FORGET the toe shoes and tutus, this week at two area swimming pools ballet takes a dive -- literally. Tonight at the PG Pool in Mount Rainier, "Miranda, a Mermaid's Tale" makes waves with 45 performers -- singers, dancers, musicians, actors and swimmers -- at poolside and in the water. The budding Esther Williamses are mostly neighborhood teenagers on local swim teams in and around Mount Rainier with little previous experience in synchronized swimming.

"We do use fins, which is not what most synchronized swimmers do," says director Brooke Kidd, co-founder of Joe's Movement Emporium , which is mounting the production. "We have done a lot of exploring about what can happen in the water. I like the contrast of what happens in and out of the water, and I've got a small platform just below the waterline that makes it appear as if the swimmers are walking on water."

"Miranda," the story of the young mermaid who overcomes a sea witch, includes an original script by Mary Watters and musical accompaniment by harpist Annetta Harrod-Williams. From show tunes to gospel to Caribbean and Brazilian numbers, the songs provide a musical backdrop for some land-hugging sequences performed by neighborhood youngsters. Local artists designed costumes and sets, including an imposing fiberglass rock that stands in the center of the pool.

Silliness reigns in Fluid Movement's water ballet, "Cirque de L'Amour," a quirky combination of circus arts, synchronized swimming, storytelling and audience participation that opens tonight at Patterson Park Pool in southeast Baltimore. Fluid Movement, a Charm City-based community arts group whose credits include "Frankenstein on Wheels," which featured roller-skaters, and "Carmen, the Hot Dog Opera," which used tofu wieners as puppets, pulls out all the stops for its third annual water ballet.

Fluid Movement choreographer Melissa Martens, a museum curator by day, doesn't even like the water -- "I think my parents forced me to take swimming lessons for too long when I was little" -- but says it hasn't stopped her from collaborating on the extravaganza, which includes a 60-year-old Cupid sporting a pompom covered Speedo, a dance of the pregnant moms and costumed dogs.
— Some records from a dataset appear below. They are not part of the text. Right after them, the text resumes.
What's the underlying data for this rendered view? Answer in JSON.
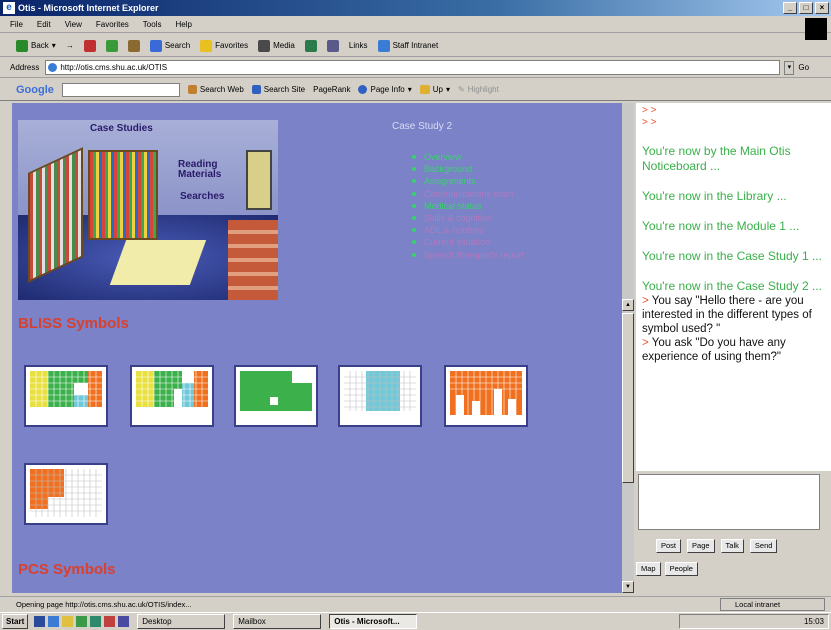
{
  "window": {
    "title": "Otis - Microsoft Internet Explorer"
  },
  "menu": [
    "File",
    "Edit",
    "View",
    "Favorites",
    "Tools",
    "Help"
  ],
  "toolbar": {
    "back": "Back",
    "search": "Search",
    "favorites": "Favorites",
    "media": "Media",
    "links": "Links",
    "staff_intranet": "Staff Intranet"
  },
  "address": {
    "label": "Address",
    "url": "http://otis.cms.shu.ac.uk/OTIS",
    "go": "Go"
  },
  "google": {
    "logo": "Google",
    "search_web": "Search Web",
    "search_site": "Search Site",
    "pagerank": "PageRank",
    "page_info": "Page Info",
    "up": "Up",
    "highlight": "Highlight"
  },
  "scene": {
    "case_studies": "Case Studies",
    "reading_materials": "Reading Materials",
    "searches": "Searches"
  },
  "case_study": {
    "title": "Case Study 2",
    "links": [
      {
        "label": "Overview",
        "color": "#3cd070"
      },
      {
        "label": "Background",
        "color": "#3cd070"
      },
      {
        "label": "Assignments",
        "color": "#3cd070"
      },
      {
        "label": "Communications chart",
        "color": "#b07ac0"
      },
      {
        "label": "Medical status",
        "color": "#3cd070"
      },
      {
        "label": "Skills & cognition",
        "color": "#b07ac0"
      },
      {
        "label": "ADL & hobbies",
        "color": "#b07ac0"
      },
      {
        "label": "Current situation",
        "color": "#b07ac0"
      },
      {
        "label": "Speech therapist's report",
        "color": "#b07ac0"
      }
    ]
  },
  "sections": {
    "bliss": "BLISS Symbols",
    "pcs": "PCS Symbols"
  },
  "chat": {
    "arrow_lines": [
      "> >",
      "> >"
    ],
    "locations": [
      "You're now by the Main Otis Noticeboard ...",
      "You're now in the Library ...",
      "You're now in the Module 1 ...",
      "You're now in the Case Study 1 ...",
      "You're now in the Case Study 2 ..."
    ],
    "messages": [
      {
        "marker": ">",
        "text": "You say \"Hello there - are you interested in the different types of symbol used? \""
      },
      {
        "marker": ">",
        "text": "You ask \"Do you have any experience of using them?\""
      }
    ],
    "buttons": [
      "Post",
      "Page",
      "Talk",
      "Send"
    ],
    "map_button": "Map",
    "people_button": "People"
  },
  "status": {
    "text": "Opening page http://otis.cms.shu.ac.uk/OTIS/index...",
    "zone": "Local intranet"
  },
  "taskbar": {
    "start": "Start",
    "tasks": [
      "Desktop",
      "Mailbox",
      "Otis - Microsoft..."
    ],
    "clock": "15:03"
  }
}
With more than 30 people performing in the water and on land, Martens fashioned a variety of segments that showcase the circus theme. She's put in a touch of vaudeville, some acrobatics, European-style circus numbers and some good old-fashioned goofiness. Fluid Movement founder Keri Burneston's script, for example, demands that the audience decide the fate of heroine Frenchie, who must choose between macho Guy de Lion or lovable Froggy the Doggy Trainer.
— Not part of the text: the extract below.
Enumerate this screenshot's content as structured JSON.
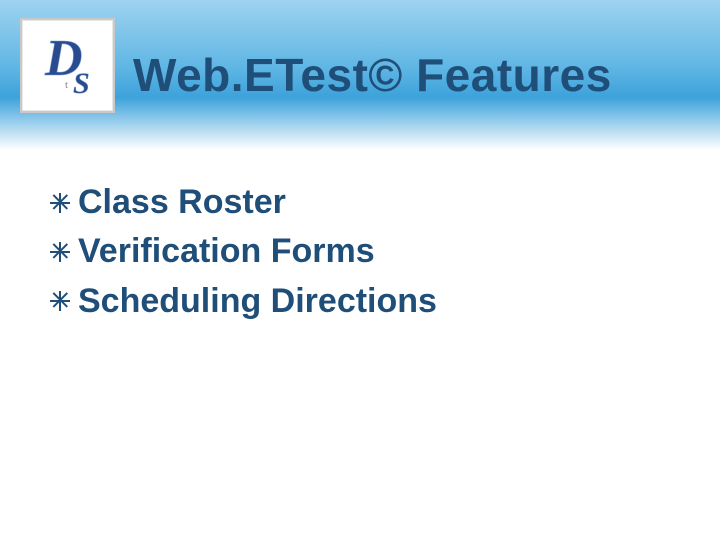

"We have hardcore swimmers with a lot of experience," Martens explains. "They will be playing the clowns. We have some kids on land and in the water. Everyone who wants to can have a chance," she says of this homegrown, all-volunteer effort.

"It's really a wonderful process," she enthuses, even the four months of preparation and waterlogged rehearsals three to four times a week. "It's about how neighborhoods and neighbors can get involved to create art in a community environment. I want people who may have never participated in artmaking to feel comfortable and to see their work have an imprint in their own community."

MIRANDA, A MERMAID'S TALE -- Friday and Saturday at 8:30 p.m. at the PG Pool, 34th and Buchanan streets, Mount Rainier. 301/277-8896.

CIRQUE DE L'AMOUR -- Friday through Sunday and Aug. 3-5 at 7 p.m. Patterson Park Pool, Baltimore, just off Linwood Avenue, between Eastern Avenue and Baltimore Street. 410/342-0600. Tom Braun as Cupid in Fluid Movement's "Cirque de L'Amour."